Challenges of ‘Students as Producers’ in Web 2.0: a reflective account

Main Article Content

Priska Schoenborn
Oxana Poverjuc
Verity Campbell-Barr
Fiona Dalton


In reaction to recent calls for Higher Education institutions to invite students to shape and manage their own educational experiences (McLoughlin & Lee, 2007, 2008), increasing numbers of initiatives are engaging students as partners and co-producers of curriculum content. Positioning students as co-producers has great potential to enable them to innovate, share and form communities of interest and networks (Boyd, 2007). Despite enthusiasm for the use of participatory pedagogies, there is little research to show that educational practice is undergoing transformational changes due to these emerging trends (Crook et al., 2008). This article draws on qualitative interviewing to explore the experiences of students involved in Pedagogy 2.0 at a UK university. This was in the form of students creating multimedia content to be shared with peers. Findings suggest that alongside the pedagogical and technological components to be considered, additional monitoring of student attitude and motivation to use Web 2.0 tools for educational purposes is required. The paper also provides suggestions that may help teachers who plan to use similar pedagogies in their classroom.


Download data is not yet available.

Article Details

How to Cite
Schoenborn, P., Poverjuc, O., Campbell-Barr, V., & Dalton, F. (2013). Challenges of ‘Students as Producers’ in Web 2.0: a reflective account. Journal of Teaching and Learning With Technology, 2(2), 5-20. Retrieved from
Author Biographies

Priska Schoenborn, Plymouth University

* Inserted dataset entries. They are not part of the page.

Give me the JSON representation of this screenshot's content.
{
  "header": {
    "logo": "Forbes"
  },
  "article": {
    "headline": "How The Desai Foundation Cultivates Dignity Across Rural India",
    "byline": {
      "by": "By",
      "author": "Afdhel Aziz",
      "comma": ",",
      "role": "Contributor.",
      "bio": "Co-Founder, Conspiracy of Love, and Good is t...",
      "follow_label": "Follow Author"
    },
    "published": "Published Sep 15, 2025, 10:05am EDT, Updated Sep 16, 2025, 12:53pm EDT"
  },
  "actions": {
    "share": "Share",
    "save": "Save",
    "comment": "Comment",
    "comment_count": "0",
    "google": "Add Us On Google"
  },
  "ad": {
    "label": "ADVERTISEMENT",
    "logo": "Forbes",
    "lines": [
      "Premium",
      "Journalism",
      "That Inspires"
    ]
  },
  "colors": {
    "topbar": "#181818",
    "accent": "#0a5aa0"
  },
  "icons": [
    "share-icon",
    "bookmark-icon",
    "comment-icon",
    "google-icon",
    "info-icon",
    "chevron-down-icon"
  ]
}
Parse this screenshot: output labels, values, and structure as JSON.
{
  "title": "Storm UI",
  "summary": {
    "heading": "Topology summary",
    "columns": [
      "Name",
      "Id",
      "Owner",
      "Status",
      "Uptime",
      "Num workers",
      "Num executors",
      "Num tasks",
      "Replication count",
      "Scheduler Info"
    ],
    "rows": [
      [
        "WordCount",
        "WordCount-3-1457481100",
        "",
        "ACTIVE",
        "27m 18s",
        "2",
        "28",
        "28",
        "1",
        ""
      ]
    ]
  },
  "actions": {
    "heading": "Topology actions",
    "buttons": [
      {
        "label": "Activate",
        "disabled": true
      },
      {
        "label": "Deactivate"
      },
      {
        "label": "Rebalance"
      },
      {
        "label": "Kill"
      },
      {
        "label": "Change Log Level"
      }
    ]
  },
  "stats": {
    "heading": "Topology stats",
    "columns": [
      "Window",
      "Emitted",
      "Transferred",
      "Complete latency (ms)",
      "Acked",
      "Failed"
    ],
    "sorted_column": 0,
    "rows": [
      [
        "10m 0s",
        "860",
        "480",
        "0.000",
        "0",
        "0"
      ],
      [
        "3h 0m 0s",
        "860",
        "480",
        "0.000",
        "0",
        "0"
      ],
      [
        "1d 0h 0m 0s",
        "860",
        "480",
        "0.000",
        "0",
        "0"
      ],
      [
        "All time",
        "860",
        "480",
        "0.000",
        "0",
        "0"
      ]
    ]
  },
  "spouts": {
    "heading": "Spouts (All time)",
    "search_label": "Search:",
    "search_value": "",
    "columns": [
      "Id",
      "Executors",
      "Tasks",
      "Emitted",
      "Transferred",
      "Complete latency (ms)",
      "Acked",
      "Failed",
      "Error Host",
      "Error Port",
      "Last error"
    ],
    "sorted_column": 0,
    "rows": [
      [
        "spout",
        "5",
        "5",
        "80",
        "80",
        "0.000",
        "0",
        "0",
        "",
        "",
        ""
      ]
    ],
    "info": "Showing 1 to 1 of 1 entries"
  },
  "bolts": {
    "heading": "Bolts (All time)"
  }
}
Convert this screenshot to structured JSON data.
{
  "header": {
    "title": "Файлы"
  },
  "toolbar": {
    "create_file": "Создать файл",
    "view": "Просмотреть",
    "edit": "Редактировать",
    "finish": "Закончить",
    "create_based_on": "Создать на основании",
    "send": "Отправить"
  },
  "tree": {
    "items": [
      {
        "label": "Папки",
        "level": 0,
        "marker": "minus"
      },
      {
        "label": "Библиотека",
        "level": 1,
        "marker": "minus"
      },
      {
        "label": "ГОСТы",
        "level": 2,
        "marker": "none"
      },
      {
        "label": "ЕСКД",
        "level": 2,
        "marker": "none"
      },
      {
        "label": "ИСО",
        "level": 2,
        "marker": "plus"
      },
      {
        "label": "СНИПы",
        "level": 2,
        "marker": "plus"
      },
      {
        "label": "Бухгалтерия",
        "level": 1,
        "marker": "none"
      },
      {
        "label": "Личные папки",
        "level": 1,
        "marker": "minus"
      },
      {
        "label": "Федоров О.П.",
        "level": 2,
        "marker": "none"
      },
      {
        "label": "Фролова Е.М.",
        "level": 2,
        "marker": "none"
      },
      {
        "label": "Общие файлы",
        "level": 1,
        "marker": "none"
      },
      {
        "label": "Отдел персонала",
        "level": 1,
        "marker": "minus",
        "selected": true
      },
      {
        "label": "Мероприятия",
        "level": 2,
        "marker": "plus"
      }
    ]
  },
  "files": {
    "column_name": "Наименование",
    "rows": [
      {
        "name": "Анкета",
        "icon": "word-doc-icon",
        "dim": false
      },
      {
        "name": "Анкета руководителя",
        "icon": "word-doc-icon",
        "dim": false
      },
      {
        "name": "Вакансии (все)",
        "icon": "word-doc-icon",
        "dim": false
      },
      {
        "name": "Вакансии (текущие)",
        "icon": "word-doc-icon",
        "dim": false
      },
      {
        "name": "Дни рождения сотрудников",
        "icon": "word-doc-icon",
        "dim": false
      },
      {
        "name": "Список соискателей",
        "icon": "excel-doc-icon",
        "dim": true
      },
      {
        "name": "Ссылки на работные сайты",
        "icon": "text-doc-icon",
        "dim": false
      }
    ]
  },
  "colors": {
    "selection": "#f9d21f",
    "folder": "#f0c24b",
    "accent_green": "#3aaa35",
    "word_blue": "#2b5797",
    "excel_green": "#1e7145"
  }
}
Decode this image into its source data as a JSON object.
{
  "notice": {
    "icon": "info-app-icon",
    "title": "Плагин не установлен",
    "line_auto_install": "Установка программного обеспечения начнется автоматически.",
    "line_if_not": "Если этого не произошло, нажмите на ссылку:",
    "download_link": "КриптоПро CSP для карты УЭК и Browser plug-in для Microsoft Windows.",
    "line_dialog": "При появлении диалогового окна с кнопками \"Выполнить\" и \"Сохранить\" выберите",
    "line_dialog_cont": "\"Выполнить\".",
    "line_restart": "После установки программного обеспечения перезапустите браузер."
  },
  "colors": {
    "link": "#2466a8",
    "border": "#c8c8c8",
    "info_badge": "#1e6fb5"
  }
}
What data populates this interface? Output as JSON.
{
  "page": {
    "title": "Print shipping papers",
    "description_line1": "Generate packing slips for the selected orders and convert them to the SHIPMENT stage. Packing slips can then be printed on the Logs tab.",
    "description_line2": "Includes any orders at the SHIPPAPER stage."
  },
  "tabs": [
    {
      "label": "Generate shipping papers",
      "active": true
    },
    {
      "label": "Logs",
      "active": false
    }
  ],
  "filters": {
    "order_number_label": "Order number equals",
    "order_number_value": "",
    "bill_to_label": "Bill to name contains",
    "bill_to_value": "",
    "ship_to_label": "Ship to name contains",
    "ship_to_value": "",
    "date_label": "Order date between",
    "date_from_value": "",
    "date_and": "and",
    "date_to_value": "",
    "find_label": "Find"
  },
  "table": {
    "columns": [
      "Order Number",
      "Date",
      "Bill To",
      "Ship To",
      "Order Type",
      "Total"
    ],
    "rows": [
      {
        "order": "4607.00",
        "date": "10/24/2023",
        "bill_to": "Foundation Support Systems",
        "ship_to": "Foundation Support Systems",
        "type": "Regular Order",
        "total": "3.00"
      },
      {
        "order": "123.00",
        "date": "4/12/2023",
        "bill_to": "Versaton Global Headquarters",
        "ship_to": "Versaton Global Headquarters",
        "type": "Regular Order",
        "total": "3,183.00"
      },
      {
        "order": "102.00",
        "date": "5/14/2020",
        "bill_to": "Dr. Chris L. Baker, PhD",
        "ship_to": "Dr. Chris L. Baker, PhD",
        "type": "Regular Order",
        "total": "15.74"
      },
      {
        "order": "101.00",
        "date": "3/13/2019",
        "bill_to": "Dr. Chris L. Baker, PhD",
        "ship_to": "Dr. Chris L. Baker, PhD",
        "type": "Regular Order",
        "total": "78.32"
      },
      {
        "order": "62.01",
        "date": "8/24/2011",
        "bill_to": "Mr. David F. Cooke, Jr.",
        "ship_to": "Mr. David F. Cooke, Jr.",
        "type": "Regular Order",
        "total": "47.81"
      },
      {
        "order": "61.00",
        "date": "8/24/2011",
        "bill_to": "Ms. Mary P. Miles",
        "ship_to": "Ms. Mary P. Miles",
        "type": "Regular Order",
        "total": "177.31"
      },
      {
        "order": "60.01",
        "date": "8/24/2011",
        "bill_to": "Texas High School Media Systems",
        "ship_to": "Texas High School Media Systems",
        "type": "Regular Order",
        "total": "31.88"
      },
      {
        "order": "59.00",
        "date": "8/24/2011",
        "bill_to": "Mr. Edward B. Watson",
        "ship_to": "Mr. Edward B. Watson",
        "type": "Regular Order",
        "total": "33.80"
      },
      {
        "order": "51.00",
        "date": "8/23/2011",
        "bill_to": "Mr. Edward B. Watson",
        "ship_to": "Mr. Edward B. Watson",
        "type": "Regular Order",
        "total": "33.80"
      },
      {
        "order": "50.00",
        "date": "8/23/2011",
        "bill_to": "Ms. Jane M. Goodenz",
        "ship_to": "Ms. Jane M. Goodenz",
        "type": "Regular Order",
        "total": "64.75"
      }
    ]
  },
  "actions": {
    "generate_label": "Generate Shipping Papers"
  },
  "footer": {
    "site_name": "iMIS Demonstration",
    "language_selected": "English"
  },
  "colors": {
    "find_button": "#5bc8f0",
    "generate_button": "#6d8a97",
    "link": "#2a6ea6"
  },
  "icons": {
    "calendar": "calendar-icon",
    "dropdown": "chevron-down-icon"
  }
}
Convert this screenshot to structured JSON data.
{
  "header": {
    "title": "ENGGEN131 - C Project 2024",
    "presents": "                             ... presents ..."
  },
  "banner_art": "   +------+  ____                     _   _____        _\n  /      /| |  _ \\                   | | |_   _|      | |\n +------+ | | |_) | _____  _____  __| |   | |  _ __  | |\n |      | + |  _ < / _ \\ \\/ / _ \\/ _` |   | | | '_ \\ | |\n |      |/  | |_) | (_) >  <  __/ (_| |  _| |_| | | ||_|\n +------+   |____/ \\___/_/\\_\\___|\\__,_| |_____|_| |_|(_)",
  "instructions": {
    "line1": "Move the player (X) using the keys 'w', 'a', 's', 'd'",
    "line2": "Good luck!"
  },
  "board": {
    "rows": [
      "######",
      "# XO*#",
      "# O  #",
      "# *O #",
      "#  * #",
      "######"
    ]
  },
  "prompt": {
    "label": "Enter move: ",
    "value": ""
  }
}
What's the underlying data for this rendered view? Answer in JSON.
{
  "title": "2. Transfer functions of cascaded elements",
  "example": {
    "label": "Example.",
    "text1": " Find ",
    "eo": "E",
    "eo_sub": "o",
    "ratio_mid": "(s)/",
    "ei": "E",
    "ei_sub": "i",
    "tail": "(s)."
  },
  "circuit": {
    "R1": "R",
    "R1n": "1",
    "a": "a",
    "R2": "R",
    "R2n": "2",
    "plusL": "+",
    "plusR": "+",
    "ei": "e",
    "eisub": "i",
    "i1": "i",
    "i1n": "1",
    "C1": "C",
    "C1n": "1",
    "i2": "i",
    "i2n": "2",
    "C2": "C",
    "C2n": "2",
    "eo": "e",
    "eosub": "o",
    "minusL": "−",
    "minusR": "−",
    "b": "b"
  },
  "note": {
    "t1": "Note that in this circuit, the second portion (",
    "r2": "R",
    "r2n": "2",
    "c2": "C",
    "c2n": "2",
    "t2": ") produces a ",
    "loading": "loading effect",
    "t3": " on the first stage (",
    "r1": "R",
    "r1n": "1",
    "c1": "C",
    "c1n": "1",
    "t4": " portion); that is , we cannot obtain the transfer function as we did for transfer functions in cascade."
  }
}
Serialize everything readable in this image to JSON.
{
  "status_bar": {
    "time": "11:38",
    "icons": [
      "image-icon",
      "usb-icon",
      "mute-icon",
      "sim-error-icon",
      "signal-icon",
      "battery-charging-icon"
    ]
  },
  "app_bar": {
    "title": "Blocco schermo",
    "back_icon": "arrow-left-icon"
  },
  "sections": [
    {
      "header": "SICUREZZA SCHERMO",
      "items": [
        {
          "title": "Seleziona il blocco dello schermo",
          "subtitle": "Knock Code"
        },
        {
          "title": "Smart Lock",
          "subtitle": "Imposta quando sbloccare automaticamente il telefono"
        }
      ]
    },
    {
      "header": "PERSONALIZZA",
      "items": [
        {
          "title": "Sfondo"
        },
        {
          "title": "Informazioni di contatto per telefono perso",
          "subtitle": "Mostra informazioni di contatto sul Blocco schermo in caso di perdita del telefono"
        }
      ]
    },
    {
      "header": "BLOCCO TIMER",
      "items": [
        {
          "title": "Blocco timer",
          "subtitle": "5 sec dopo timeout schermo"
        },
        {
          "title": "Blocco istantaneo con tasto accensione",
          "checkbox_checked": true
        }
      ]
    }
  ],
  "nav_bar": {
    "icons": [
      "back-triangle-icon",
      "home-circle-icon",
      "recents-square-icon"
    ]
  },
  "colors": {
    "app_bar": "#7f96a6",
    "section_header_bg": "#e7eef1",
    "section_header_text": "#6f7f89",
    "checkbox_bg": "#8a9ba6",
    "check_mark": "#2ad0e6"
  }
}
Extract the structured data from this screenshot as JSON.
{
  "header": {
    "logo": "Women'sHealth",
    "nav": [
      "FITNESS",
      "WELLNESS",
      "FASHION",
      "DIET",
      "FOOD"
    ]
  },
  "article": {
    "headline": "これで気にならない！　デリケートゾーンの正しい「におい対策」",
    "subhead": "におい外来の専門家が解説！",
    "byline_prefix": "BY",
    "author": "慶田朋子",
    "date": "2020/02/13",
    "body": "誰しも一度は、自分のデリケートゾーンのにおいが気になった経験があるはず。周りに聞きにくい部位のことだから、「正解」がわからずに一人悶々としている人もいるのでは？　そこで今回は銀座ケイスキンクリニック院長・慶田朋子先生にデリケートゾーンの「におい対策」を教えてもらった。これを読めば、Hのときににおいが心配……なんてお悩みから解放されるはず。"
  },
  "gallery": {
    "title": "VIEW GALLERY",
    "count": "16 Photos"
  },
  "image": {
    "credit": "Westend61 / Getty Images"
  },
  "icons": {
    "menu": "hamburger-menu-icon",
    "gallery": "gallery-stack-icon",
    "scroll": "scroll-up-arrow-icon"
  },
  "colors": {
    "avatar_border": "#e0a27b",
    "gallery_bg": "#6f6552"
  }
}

Priska Schoenborn is an academic developer in Educational Development (ED). She is a lecturer and subject leader on the Postgraduate Certificate in Academic Practice. Priska is responsible for co-ordinating and supporting the University‘s Teaching Fellowship Award Scheme and the internal pre-selection process for the National Teaching Fellowship nominations. Before joining ED, she was a lecturer in Computing. Her particular interests are in technology enhanced learning and in the changing role of education, and emergent learning paradigms such as nonlinear learning, communal constructivism and Pedagogy 2.0. Priska is a Senior Fellow of the Higher Education Academy and a National Teaching Fellow.

Oxana Poverjuc, Plymouth University

Research Assistant, Educational Development

Verity Campbell-Barr, Plymouth University

Lecturer in Early Childhood Studies, School of Early Years & Primary Education Studies

Fiona Dalton, Plymouth University

Lecturer in Accounting, School of Management, Accounting & Law